The debate over U.S. gun control has waxed over time, prompted mostly by high-profile mass shooting incidents in public places. In particular, the shooting of twenty elementary school children in Newtown, Connecticut, last year renewed a national conversation about gun control. Although the Connecticut government eventually brought in a measure to increase gun restrictions, many states have yet to take action.
For some gun control advocates, the failure to regulate gun sales represents a bigger threat than the mere fact that no federal gun control legislation exists. That’s because the vast majority of mass shooters usually don’t register with local law enforcement or get required background checks before they carry out their shooting spree. Instead, they go straight to a gun dealer, sidestep a background check and easily purchase firearms.

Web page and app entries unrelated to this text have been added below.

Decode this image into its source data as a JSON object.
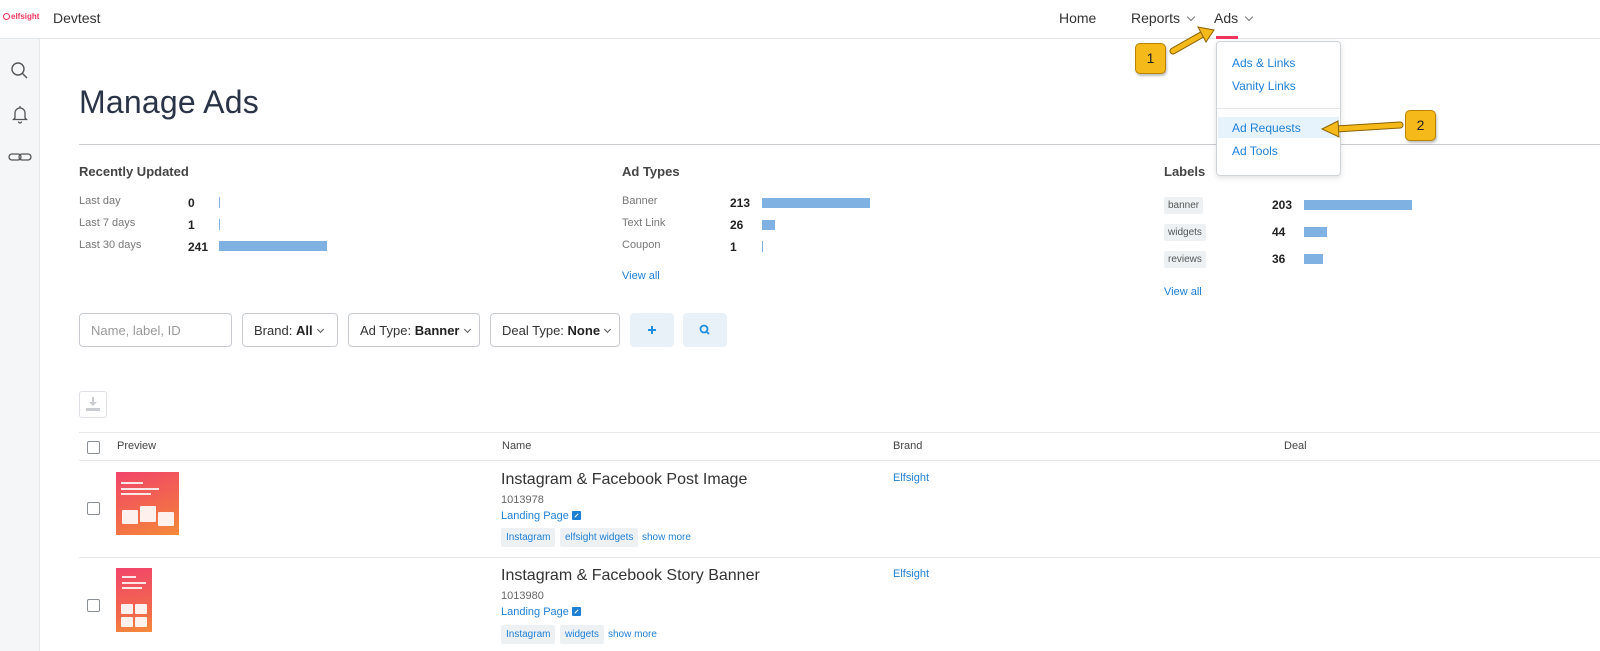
{
  "header": {
    "logo_text": "elfsight",
    "app_title": "Devtest",
    "nav": [
      {
        "label": "Home"
      },
      {
        "label": "Reports"
      },
      {
        "label": "Ads"
      }
    ],
    "accent_color": "#f0355d"
  },
  "sidebar": {
    "icons": [
      "search-icon",
      "bell-icon",
      "link-icon"
    ]
  },
  "ads_menu": {
    "items": [
      {
        "label": "Ads & Links"
      },
      {
        "label": "Vanity Links"
      },
      {
        "label": "Ad Requests"
      },
      {
        "label": "Ad Tools"
      }
    ],
    "highlighted": "Ad Requests"
  },
  "callouts": [
    "1",
    "2"
  ],
  "page": {
    "title": "Manage Ads"
  },
  "stats": {
    "recently_updated": {
      "title": "Recently Updated",
      "rows": [
        {
          "label": "Last day",
          "value": "0"
        },
        {
          "label": "Last 7 days",
          "value": "1"
        },
        {
          "label": "Last 30 days",
          "value": "241"
        }
      ]
    },
    "ad_types": {
      "title": "Ad Types",
      "rows": [
        {
          "label": "Banner",
          "value": "213"
        },
        {
          "label": "Text Link",
          "value": "26"
        },
        {
          "label": "Coupon",
          "value": "1"
        }
      ],
      "view_all": "View all"
    },
    "labels": {
      "title": "Labels",
      "rows": [
        {
          "label": "banner",
          "value": "203"
        },
        {
          "label": "widgets",
          "value": "44"
        },
        {
          "label": "reviews",
          "value": "36"
        }
      ],
      "view_all": "View all"
    }
  },
  "filters": {
    "search_placeholder": "Name, label, ID",
    "brand": {
      "label": "Brand:",
      "value": "All"
    },
    "ad_type": {
      "label": "Ad Type:",
      "value": "Banner"
    },
    "deal_type": {
      "label": "Deal Type:",
      "value": "None"
    }
  },
  "table": {
    "columns": [
      "Preview",
      "Name",
      "Brand",
      "Deal"
    ],
    "rows": [
      {
        "name": "Instagram & Facebook Post Image",
        "id": "1013978",
        "link": "Landing Page",
        "tags": [
          "Instagram",
          "elfsight widgets"
        ],
        "show_more": "show more",
        "brand": "Elfsight"
      },
      {
        "name": "Instagram & Facebook Story Banner",
        "id": "1013980",
        "link": "Landing Page",
        "tags": [
          "Instagram",
          "widgets"
        ],
        "show_more": "show more",
        "brand": "Elfsight"
      }
    ]
  }
}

Since most firearm deaths are the result of a domestic incident rather than an international terrorist attack, such gun purchases remain largely unpunished.
Nevertheless, gun control advocates aren’t totally pessimistic about gun violence. “Stopping the madness is more important than restricting freedom,” argued a spokesperson for the National Rifle Association. The NRA believes there should be a ban on assault weapons and comprehensive background checks for all handguns. The organization also supports legislation to prevent gun sales to those on the terrorist watch list and to tighten up expired gun licensing laws.
The key difference between a rifle and a handgun is that a rifle can be kept in one’s home for protection and portability whereas a handgun can’t. Rifles can be concealed, enabling an individual to shoot the weapon quickly and effectively if necessary. Handgun owners must register the firearm with the state in order to obtain a license to own one. Also, a handgun can only be discharged within the shooter’s range of sight – generally about 100 feet.
Firepower is defined by Congress as any tool or instrument that is used to kill humans by means of a gun or other deadly firearms. In common use, the term refers only to the weapon itself. The Bureau of Alcohol, Tobacco and Firearms defines “firearm ammunition” as any cartridge or bullet that can be fired in a gun. Since firearms are divided into several categories, it’s difficult to track their usage across the states. However, three groups are recognized by the federal law: long guns, handguns, and shotguns.
Long guns include rifles and shotguns, and are usually more powerful than pistols. Rifles have a longer range than handguns, but can be less accurate. A shotgun has a shorter range than either a rifle or a pistol, but can fire shots more rapidly. For some individuals, a pistol is appropriate for personal defense; for others, a rifle is the more appropriate choice.